1. Being on time.

Seriously, this is an issue. In the rush to fill out the schedule with jobs, interpreters try to cut corners and that means less flexibility and showing up late.

2. Dressing appropriately.

I was so disappointed when I was running an agency how often I needed to have this conversation. It’s not, “wear black, not navy.” It’s more like, “don’t wear spaghetti strap dresses.” If this is a professional field, don’t look like you just walked off the beach.

3. Flexibility on site and during jobs.

This one, flexibility, might be the most important characteristic. Addresses can be entered incorrectly. You get an office phone number for M off-site job, or, turns out the job is for DeafBlind but it wasn’t marked appropriately. Stuff happens. Be a Boy Scout or Girl Scout, aka, always be prepared.

4. Soft skills.

Soft skills will get you the most positive feedback from consumers. Realistically, most consumers and requesters will not be bilingual or trilingual (especially the hearing consumers). So, when they look over at the interpreter to see “if they are doing a good job,” soft skills is the easiest skill or ability to see.

5. Accurate and timely invoicing.

While federal and state law will typically give you multiple years to invoice for your services, agencies really dislike anything past 60 days. Most would want an invoice every 2 or 4 weeks. Some platforms “auto-invoice,” so that would take care of that for you. But, if you are creating your own invoices, plan on sending them out weekly. Also, remember the agencies’ payment cycles and due dates or you might be waiting a month for a check.


It might be hard to imagine that language fluency or interpreting mastery is not on the list. There is a reason for that. Of course, there must be a minimum level of competency for interpreters. That's exactly what certification is designed to assess. Certification is not intended to tell you which interpreter to select for a job, or even how good that interpreter is. Certification is intended to demonstrate that (among other things, like ethical decision-making) an interpreter has met that minimum quality and level of proficiency.

Emory David Dively

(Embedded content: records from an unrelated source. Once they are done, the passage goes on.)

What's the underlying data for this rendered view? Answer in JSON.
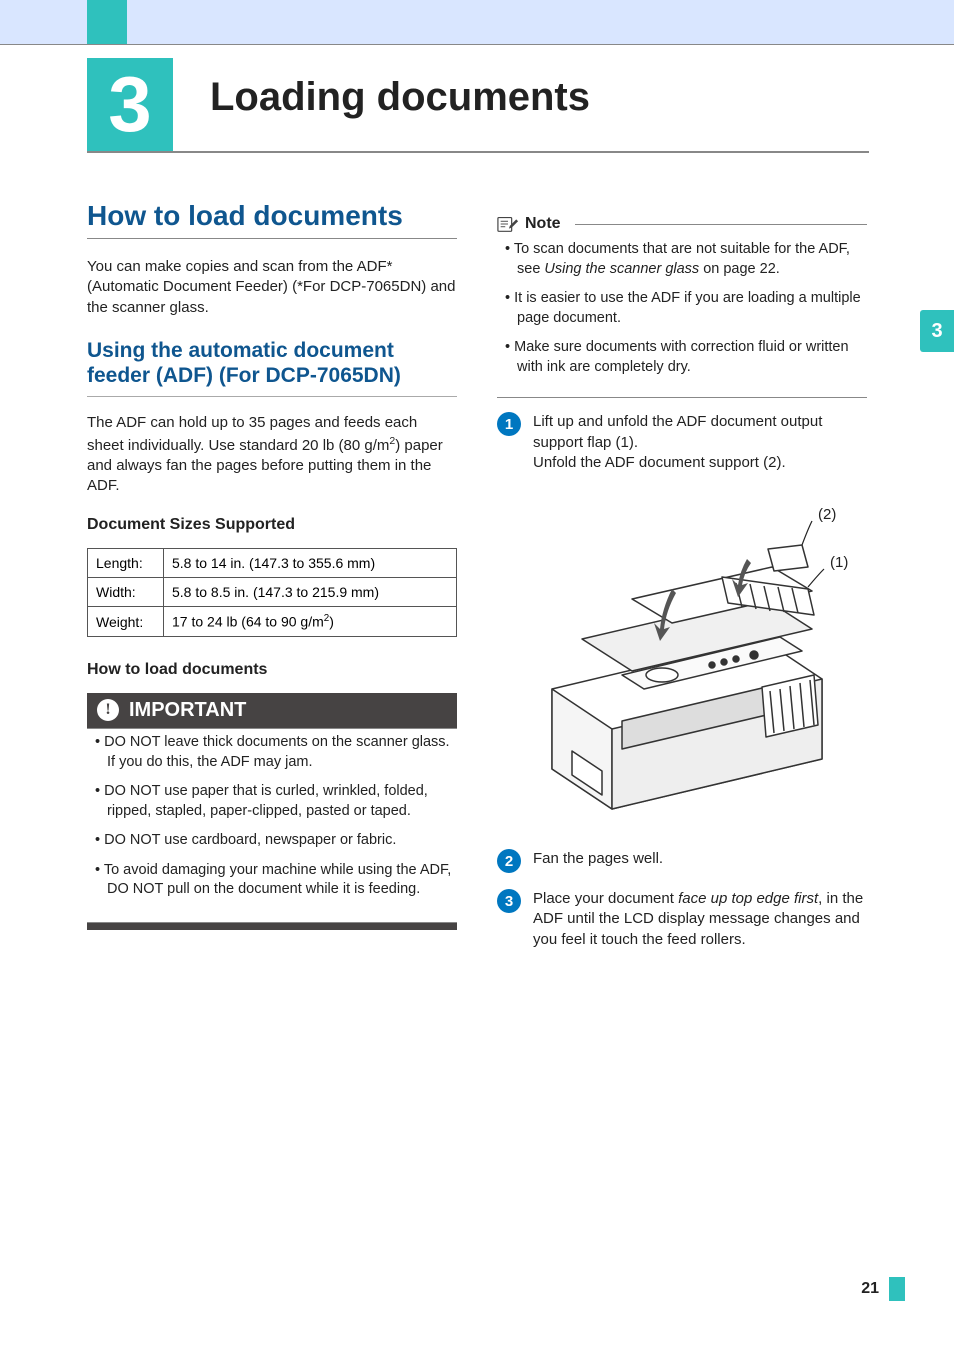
{
  "chapter": {
    "number": "3",
    "title": "Loading documents"
  },
  "side_tab": "3",
  "left": {
    "section_title": "How to load documents",
    "intro": "You can make copies and scan from the ADF* (Automatic Document Feeder) (*For DCP-7065DN) and the scanner glass.",
    "subsection_title": "Using the automatic document feeder (ADF) (For DCP-7065DN)",
    "adf_desc_1": "The ADF can hold up to 35 pages and feeds each sheet individually. Use standard 20 lb (80 g/m",
    "adf_desc_sup": "2",
    "adf_desc_2": ") paper and always fan the pages before putting them in the ADF.",
    "sizes_heading": "Document Sizes Supported",
    "spec_table": {
      "rows": [
        {
          "label": "Length:",
          "value": "5.8 to 14 in. (147.3 to 355.6 mm)"
        },
        {
          "label": "Width:",
          "value": "5.8 to 8.5 in. (147.3 to 215.9 mm)"
        },
        {
          "label": "Weight:",
          "value_prefix": "17 to 24 lb (64 to 90 g/m",
          "value_sup": "2",
          "value_suffix": ")"
        }
      ]
    },
    "howto_heading": "How to load documents",
    "important": {
      "label": "IMPORTANT",
      "items": [
        "DO NOT leave thick documents on the scanner glass. If you do this, the ADF may jam.",
        "DO NOT use paper that is curled, wrinkled, folded, ripped, stapled, paper-clipped, pasted or taped.",
        "DO NOT use cardboard, newspaper or fabric.",
        "To avoid damaging your machine while using the ADF, DO NOT pull on the document while it is feeding."
      ]
    }
  },
  "right": {
    "note": {
      "label": "Note",
      "items_pre": "To scan documents that are not suitable for the ADF, see ",
      "items_link": "Using the scanner glass",
      "items_post": " on page 22.",
      "item2": "It is easier to use the ADF if you are loading a multiple page document.",
      "item3": "Make sure documents with correction fluid or written with ink are completely dry."
    },
    "steps": {
      "s1_a": "Lift up and unfold the ADF document output support flap (1).",
      "s1_b": "Unfold the ADF document support (2).",
      "s2": "Fan the pages well.",
      "s3_a": "Place your document ",
      "s3_i": "face up top edge first",
      "s3_b": ", in the ADF until the LCD display message changes and you feel it touch the feed rollers."
    },
    "figure_callouts": {
      "c1": "(1)",
      "c2": "(2)"
    }
  },
  "page_number": "21"
}
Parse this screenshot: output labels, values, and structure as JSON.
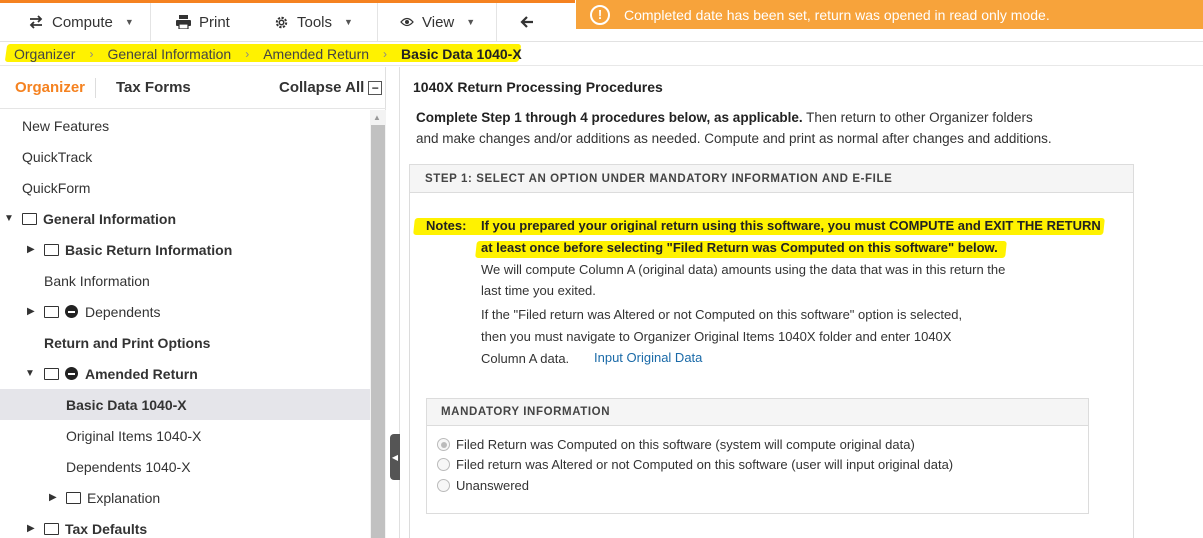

Emory is an NIC: Master ASL interpreter, has operated small and large agencies, and consulted with agencies across the US. He has an MA in Communication & Leadership from Gonzaga University.